#### What to work on
This exercise needs the complete data reproduced exactly.

Component data from apps and pages
###
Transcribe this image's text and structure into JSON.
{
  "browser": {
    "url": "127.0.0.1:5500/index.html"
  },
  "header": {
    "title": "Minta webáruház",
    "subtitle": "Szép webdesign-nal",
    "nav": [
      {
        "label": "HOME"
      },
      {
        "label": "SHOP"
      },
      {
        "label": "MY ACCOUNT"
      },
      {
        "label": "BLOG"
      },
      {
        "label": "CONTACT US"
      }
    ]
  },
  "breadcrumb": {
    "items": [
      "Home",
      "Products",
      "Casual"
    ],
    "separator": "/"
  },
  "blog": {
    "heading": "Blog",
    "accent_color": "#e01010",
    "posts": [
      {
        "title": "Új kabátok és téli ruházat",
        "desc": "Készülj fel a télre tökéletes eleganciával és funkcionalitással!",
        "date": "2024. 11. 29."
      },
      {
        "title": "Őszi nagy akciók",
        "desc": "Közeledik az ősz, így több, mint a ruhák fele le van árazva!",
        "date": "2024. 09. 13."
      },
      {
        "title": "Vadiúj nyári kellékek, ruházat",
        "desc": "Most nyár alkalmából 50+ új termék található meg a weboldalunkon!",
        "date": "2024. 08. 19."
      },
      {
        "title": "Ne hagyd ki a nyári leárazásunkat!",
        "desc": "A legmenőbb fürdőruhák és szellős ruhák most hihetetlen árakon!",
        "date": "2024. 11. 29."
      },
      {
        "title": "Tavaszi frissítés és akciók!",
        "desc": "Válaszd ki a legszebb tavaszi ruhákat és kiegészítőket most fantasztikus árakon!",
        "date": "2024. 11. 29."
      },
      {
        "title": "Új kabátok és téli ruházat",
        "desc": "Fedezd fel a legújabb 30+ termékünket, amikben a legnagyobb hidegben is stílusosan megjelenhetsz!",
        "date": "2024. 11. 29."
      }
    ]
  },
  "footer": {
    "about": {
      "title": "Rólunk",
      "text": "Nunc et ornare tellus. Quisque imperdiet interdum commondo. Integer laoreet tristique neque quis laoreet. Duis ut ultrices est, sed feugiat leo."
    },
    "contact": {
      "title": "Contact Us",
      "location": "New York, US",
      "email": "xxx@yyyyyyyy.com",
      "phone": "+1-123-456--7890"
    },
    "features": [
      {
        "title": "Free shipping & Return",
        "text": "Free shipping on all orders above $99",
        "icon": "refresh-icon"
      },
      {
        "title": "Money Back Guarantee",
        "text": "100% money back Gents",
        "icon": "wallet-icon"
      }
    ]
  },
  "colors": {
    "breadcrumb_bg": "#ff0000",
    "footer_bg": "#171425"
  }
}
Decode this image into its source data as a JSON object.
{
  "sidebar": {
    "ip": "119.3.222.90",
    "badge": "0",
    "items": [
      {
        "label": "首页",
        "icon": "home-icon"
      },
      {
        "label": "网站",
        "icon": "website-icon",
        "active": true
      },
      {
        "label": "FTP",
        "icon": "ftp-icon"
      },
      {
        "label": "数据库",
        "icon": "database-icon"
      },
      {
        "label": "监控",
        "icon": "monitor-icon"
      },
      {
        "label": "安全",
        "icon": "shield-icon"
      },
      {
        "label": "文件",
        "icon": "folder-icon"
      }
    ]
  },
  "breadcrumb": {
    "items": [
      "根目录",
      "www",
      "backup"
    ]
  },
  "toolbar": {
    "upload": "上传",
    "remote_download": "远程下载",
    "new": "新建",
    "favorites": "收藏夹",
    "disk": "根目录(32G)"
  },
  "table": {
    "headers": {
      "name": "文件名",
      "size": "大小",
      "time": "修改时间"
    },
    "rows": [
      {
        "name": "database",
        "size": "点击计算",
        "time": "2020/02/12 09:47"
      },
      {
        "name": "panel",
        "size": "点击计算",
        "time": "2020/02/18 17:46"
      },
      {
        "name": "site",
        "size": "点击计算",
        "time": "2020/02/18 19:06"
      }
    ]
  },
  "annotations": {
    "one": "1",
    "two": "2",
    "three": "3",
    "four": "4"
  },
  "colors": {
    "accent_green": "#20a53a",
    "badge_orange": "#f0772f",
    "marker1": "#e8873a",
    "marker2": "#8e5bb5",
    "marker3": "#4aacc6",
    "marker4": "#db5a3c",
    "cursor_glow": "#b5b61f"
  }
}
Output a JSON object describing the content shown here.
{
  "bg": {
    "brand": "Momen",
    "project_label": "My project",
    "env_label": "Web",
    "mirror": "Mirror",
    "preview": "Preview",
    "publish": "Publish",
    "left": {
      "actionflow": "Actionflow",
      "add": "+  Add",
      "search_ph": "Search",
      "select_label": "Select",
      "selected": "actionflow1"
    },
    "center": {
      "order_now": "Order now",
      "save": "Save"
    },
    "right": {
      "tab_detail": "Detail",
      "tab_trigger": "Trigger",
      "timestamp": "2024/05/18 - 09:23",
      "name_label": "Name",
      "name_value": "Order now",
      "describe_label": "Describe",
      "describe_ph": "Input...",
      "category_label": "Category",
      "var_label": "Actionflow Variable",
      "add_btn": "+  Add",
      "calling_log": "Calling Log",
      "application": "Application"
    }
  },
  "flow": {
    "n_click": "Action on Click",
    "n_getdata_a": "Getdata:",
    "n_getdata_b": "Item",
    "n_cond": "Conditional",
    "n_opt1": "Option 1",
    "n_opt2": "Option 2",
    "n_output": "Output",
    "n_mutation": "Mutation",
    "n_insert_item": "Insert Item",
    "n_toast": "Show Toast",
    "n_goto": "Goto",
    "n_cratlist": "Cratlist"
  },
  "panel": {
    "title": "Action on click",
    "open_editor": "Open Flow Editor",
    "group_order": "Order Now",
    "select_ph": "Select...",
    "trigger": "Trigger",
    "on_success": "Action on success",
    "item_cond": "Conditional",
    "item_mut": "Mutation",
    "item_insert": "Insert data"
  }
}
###
#### Written reply
Transcribe this image's text and structure into JSON.
{
  "browser": {
    "url": "127.0.0.1:5500/index.html"
  },
  "header": {
    "title": "Minta webáruház",
    "subtitle": "Szép webdesign-nal",
    "nav": [
      {
        "label": "HOME"
      },
      {
        "label": "SHOP"
      },
      {
        "label": "MY ACCOUNT"
      },
      {
        "label": "BLOG"
      },
      {
        "label": "CONTACT US"
      }
    ]
  },
  "breadcrumb": {
    "items": [
      "Home",
      "Products",
      "Casual"
    ],
    "separator": "/"
  },
  "blog": {
    "heading": "Blog",
    "accent_color": "#e01010",
    "posts": [
      {
        "title": "Új kabátok és téli ruházat",
        "desc": "Készülj fel a télre tökéletes eleganciával és funkcionalitással!",
        "date": "2024. 11. 29."
      },
      {
        "title": "Őszi nagy akciók",
        "desc": "Közeledik az ősz, így több, mint a ruhák fele le van árazva!",
        "date": "2024. 09. 13."
      },
      {
        "title": "Vadiúj nyári kellékek, ruházat",
        "desc": "Most nyár alkalmából 50+ új termék található meg a weboldalunkon!",
        "date": "2024. 08. 19."
      },
      {
        "title": "Ne hagyd ki a nyári leárazásunkat!",
        "desc": "A legmenőbb fürdőruhák és szellős ruhák most hihetetlen árakon!",
        "date": "2024. 11. 29."
      },
      {
        "title": "Tavaszi frissítés és akciók!",
        "desc": "Válaszd ki a legszebb tavaszi ruhákat és kiegészítőket most fantasztikus árakon!",
        "date": "2024. 11. 29."
      },
      {
        "title": "Új kabátok és téli ruházat",
        "desc": "Fedezd fel a legújabb 30+ termékünket, amikben a legnagyobb hidegben is stílusosan megjelenhetsz!",
        "date": "2024. 11. 29."
      }
    ]
  },
  "footer": {
    "about": {
      "title": "Rólunk",
      "text": "Nunc et ornare tellus. Quisque imperdiet interdum commondo. Integer laoreet tristique neque quis laoreet. Duis ut ultrices est, sed feugiat leo."
    },
    "contact": {
      "title": "Contact Us",
      "location": "New York, US",
      "email": "xxx@yyyyyyyy.com",
      "phone": "+1-123-456--7890"
    },
    "features": [
      {
        "title": "Free shipping & Return",
        "text": "Free shipping on all orders above $99",
        "icon": "refresh-icon"
      },
      {
        "title": "Money Back Guarantee",
        "text": "100% money back Gents",
        "icon": "wallet-icon"
      }
    ]
  },
  "colors": {
    "breadcrumb_bg": "#ff0000",
    "footer_bg": "#171425"
  }
}
Decode this image into its source data as a JSON object.
{
  "sidebar": {
    "ip": "119.3.222.90",
    "badge": "0",
    "items": [
      {
        "label": "首页",
        "icon": "home-icon"
      },
      {
        "label": "网站",
        "icon": "website-icon",
        "active": true
      },
      {
        "label": "FTP",
        "icon": "ftp-icon"
      },
      {
        "label": "数据库",
        "icon": "database-icon"
      },
      {
        "label": "监控",
        "icon": "monitor-icon"
      },
      {
        "label": "安全",
        "icon": "shield-icon"
      },
      {
        "label": "文件",
        "icon": "folder-icon"
      }
    ]
  },
  "breadcrumb": {
    "items": [
      "根目录",
      "www",
      "backup"
    ]
  },
  "toolbar": {
    "upload": "上传",
    "remote_download": "远程下载",
    "new": "新建",
    "favorites": "收藏夹",
    "disk": "根目录(32G)"
  },
  "table": {
    "headers": {
      "name": "文件名",
      "size": "大小",
      "time": "修改时间"
    },
    "rows": [
      {
        "name": "database",
        "size": "点击计算",
        "time": "2020/02/12 09:47"
      },
      {
        "name": "panel",
        "size": "点击计算",
        "time": "2020/02/18 17:46"
      },
      {
        "name": "site",
        "size": "点击计算",
        "time": "2020/02/18 19:06"
      }
    ]
  },
  "annotations": {
    "one": "1",
    "two": "2",
    "three": "3",
    "four": "4"
  },
  "colors": {
    "accent_green": "#20a53a",
    "badge_orange": "#f0772f",
    "marker1": "#e8873a",
    "marker2": "#8e5bb5",
    "marker3": "#4aacc6",
    "marker4": "#db5a3c",
    "cursor_glow": "#b5b61f"
  }
}
Output a JSON object describing the content shown here.
{
  "bg": {
    "brand": "Momen",
    "project_label": "My project",
    "env_label": "Web",
    "mirror": "Mirror",
    "preview": "Preview",
    "publish": "Publish",
    "left": {
      "actionflow": "Actionflow",
      "add": "+  Add",
      "search_ph": "Search",
      "select_label": "Select",
      "selected": "actionflow1"
    },
    "center": {
      "order_now": "Order now",
      "save": "Save"
    },
    "right": {
      "tab_detail": "Detail",
      "tab_trigger": "Trigger",
      "timestamp": "2024/05/18 - 09:23",
      "name_label": "Name",
      "name_value": "Order now",
      "describe_label": "Describe",
      "describe_ph": "Input...",
      "category_label": "Category",
      "var_label": "Actionflow Variable",
      "add_btn": "+  Add",
      "calling_log": "Calling Log",
      "application": "Application"
    }
  },
  "flow": {
    "n_click": "Action on Click",
    "n_getdata_a": "Getdata:",
    "n_getdata_b": "Item",
    "n_cond": "Conditional",
    "n_opt1": "Option 1",
    "n_opt2": "Option 2",
    "n_output": "Output",
    "n_mutation": "Mutation",
    "n_insert_item": "Insert Item",
    "n_toast": "Show Toast",
    "n_goto": "Goto",
    "n_cratlist": "Cratlist"
  },
  "panel": {
    "title": "Action on click",
    "open_editor": "Open Flow Editor",
    "group_order": "Order Now",
    "select_ph": "Select...",
    "trigger": "Trigger",
    "on_success": "Action on success",
    "item_cond": "Conditional",
    "item_mut": "Mutation",
    "item_insert": "Insert data"
  }
}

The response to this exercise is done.